Columnists in Mexico focused on corruption in the aftermath of the storms, the rule of law, and the protection of rights and Mexican sovereignty. Jesús Silva Herzog Márquez wrote that the devastation faced by thousands of Mexicans after Ingrid and Manuel is not a consequence of natural disasters, but rather, is the result of poor governance and petty politics. He argued that the only way Mexico can hope to survive natural disasters in the future is by ensuring that strict laws are followed and corruption stamped out. Jorge Fernández Menéndez echoed his sentiments, writing that Mexicans must be vigilant and ensure that reconstruction is carried out properly – legally – and that corruption and poor planning do not continue to endanger lives in the wake of natural disasters. Sergio Aguayo also addressed corruption, saying that Mexican politicians routinely deny the prevalence of corruption in our country, and that clearly we cannot begin to solve a problem if we don’t acknowledge it first.
Scholar Denisse Dresser addressed abortion and gender equality in her column in Reforma. She stated that in most parts of Mexico, being a woman means not having the right, or the agency, to make informed decisions about your own body, health, or future. She argued that as long as Mexican women continue to be systematically denied their reproductive rights, Mexico will continue to be a nation plagued by gender inequality and discrimination.

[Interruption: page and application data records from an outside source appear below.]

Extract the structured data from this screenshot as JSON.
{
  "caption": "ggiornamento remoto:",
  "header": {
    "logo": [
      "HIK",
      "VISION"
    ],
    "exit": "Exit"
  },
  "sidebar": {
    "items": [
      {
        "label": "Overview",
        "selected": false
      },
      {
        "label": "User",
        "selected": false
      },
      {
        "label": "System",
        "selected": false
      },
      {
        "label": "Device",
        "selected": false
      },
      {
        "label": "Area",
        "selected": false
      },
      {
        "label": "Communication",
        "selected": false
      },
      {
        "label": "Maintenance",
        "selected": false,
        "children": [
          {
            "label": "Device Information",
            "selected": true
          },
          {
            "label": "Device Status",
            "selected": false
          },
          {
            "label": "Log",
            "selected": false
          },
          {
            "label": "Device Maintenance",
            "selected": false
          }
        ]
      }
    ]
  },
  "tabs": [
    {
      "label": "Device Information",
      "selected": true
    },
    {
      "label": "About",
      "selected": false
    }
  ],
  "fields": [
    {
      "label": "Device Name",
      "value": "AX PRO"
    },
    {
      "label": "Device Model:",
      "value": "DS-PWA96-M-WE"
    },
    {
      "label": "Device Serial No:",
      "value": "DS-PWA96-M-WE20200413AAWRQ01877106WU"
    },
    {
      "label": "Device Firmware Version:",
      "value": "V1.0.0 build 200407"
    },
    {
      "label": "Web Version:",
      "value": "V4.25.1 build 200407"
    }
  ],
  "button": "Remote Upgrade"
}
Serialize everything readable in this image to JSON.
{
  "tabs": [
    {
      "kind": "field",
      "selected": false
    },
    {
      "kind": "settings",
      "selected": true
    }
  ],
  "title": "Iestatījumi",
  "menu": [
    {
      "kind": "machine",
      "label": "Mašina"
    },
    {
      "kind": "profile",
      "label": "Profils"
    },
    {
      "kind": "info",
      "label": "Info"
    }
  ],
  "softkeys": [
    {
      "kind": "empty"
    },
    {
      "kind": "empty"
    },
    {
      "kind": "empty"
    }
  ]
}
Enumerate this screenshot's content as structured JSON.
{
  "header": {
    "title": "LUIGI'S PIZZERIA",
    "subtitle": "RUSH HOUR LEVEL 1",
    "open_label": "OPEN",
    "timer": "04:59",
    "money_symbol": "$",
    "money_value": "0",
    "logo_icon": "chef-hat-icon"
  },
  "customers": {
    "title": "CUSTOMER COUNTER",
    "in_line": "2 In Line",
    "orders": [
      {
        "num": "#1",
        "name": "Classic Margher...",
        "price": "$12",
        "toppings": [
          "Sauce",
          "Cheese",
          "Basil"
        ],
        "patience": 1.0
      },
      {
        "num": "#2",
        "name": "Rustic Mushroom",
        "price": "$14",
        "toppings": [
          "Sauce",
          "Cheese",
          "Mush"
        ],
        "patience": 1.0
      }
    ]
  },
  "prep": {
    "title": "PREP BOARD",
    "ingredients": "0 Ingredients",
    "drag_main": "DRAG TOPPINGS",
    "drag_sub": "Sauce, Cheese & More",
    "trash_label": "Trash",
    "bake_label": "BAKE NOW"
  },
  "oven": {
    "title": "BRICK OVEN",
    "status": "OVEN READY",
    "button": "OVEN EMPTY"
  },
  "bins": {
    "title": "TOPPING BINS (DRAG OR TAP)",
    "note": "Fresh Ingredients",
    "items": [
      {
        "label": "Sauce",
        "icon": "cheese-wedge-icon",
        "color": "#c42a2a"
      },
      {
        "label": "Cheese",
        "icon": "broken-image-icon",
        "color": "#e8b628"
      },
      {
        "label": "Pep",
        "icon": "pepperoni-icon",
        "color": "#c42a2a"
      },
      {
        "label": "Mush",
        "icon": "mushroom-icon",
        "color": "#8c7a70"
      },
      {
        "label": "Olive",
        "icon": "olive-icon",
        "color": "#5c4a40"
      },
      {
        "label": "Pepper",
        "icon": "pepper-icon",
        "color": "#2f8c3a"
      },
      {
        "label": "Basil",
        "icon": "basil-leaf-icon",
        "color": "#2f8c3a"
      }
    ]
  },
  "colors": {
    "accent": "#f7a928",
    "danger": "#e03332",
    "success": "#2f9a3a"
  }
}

Jorge Chabat wrote that the time has come to closely re-examine Mexico’s federalist system. Federalism is failing in certain parts of the country – the current crisis in the aftermath of Ingrid and Manuel makes evident that many state and local governments are weak, corrupt, mal-funded, and incapable of serving the needs of the Mexican people.
María Amparo Casar commented on the mounting pressure on the EPN government, saying that his government faces increasing complications, and that as time passes, it becomes obvious that what he promised to achieve in this legislative session was too ambitious. She writes that there is simply too much to discuss, alter and approve, too many people to appoint and too many crises to deal with. The future of the Pacto por Mexico is also uncertain, particularly given the leadership change in both the PRD and PAN which will occur in December. In addition to this, EPN faces resistance from the business community, who are displeased with how the fiscal reform will impact them if it is passed. The middle class, hit hard in the latest tax reform initiative, is also unhappy. And the lower classes are yet to benefit from social programs, greater government spending on services, and decreasing unemployment rates. Ultimately, she asked who the government can count on.
Later in the week, Jorge Castañeda, called for the decriminalization of marijuana in Mexico City, saying that it will reduce the number of people who are in jail or who may be put in jail for drug possession charges, that it may also shift public opinion in the capital, and that is may help to de-stigmatize the subject. José Woldenberg, reiterated his support of the fiscal reform in Los impuestos y la luna, and Lorenzo Meyer argued that Mexican leaders should not create more spaces in which the country’s national interests could clash with those of the U.S., and Mexico’s sovereignty could be compromised. Opening up the Mexican oil sector to foreign investment will further limit the nation’s sovereignty, he asserted.